Ethan A. Huff
September 24, 2012
Spain appears poised to become the next Greece in the ongoing European Union (EU) implosion, as Spaniards are withdrawing record amounts of funds from Spanish banks to avoid a potential insolvency situation. According to the New York Times (NYT), the equivalent of $94 billion was withdrawn from Spanish banks in July, an amount that equals seven percent of the country’s overall economic output.
Though stronger overall compared to Greece in terms of economic diversity and debt levels, Spain is undeniably on a downward economic spiral that is sending many of its people and their money to other countries like England, Germany, and Singapore, where economic conditions are much more favorable. Just like in Greece, there is a growing fear among Spaniards that their nation could revert from the euro to its former currency, pesetas, which would greatly devalue their personal wealth.
“The macro situation in Spain is getting worse and worse,” said Julio Vildosola to the NYT. Vildosola, a former senior executive at a large multinational company, recently moved all his money — and is now in the process of moving his entire family — to a small village near Cambridge, England. “There is just too much risk. Spain is going to be next after Greece, and I just don’t want to end up holding devalued pesetas.”
Spaniards pulling out their cash en masse
Vildosola’s opinion is shared by many others in Spain who are also moving their funds and families elsewhere in anticipation of an eventual collapse. Despite all the empty promises being made by EU officials, including a commitment to inject 100 billion euros into the Spanish banking system, the Spanish people, including many from the country’s upper echelons, have lost faith in their country’s ability to stay afloat in the long term.

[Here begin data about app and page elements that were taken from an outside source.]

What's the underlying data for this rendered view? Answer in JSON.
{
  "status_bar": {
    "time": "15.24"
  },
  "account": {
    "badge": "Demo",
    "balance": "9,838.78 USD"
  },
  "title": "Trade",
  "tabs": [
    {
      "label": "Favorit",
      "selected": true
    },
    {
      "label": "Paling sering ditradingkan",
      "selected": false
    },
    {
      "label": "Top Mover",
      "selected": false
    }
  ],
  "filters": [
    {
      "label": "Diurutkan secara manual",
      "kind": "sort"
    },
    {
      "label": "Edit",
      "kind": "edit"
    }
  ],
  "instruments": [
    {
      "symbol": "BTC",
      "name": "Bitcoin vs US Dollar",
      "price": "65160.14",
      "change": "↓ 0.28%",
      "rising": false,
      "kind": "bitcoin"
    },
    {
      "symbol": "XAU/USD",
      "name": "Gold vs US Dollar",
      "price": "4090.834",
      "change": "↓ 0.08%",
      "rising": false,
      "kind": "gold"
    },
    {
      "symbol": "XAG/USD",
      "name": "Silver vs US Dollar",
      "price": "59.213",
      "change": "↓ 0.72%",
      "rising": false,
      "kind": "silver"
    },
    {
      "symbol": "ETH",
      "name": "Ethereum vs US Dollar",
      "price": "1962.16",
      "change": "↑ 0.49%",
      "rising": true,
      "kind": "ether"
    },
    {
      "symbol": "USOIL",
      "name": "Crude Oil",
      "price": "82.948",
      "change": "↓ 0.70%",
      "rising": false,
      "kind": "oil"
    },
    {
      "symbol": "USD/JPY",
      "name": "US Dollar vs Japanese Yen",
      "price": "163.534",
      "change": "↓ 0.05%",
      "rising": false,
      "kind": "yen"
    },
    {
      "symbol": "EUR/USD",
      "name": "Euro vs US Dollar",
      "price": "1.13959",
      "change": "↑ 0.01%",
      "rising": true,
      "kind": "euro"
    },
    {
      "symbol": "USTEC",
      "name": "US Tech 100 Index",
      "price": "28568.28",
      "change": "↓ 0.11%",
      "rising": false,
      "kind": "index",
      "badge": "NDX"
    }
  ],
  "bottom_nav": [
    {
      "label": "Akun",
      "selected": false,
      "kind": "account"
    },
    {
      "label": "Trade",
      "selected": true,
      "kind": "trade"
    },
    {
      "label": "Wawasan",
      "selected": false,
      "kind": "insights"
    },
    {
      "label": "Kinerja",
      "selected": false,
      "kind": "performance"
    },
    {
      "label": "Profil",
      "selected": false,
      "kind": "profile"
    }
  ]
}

“The wealthy people have already taken their money out,” says Spanish economist Jose Garcia Montalvo about the ongoing capital flight. “Now it’s the professionals and mid-range people who are moving their money to Germany and London. The mood is very, very bad.”
During the recent festival of “Diada de Catalunya,” or Day of Catalonia, which celebrates the end of the siege on Barcelona during the War of the Spanish Succession, an estimated 1.5 million people took to the streets to demand that Catalonia, a wealthy region of Spain that includes the city of Barcelona, secede from the country and form its own independent state. (http://latino.foxnews.com)
The European Central Bank recently announced that it will buy short-term bonds from member states that agree to abide by certain rules and conditions when applying for assistance (http://economictimes.indiatimes.com). But Spanish Prime Minister Mariano Rajoy has announced his rejection of these conditions, though he has yet to indicate whether or not his country will still request a bailout. (http://www.bbc.co.uk/news/business-19553002)
Sources for this article include: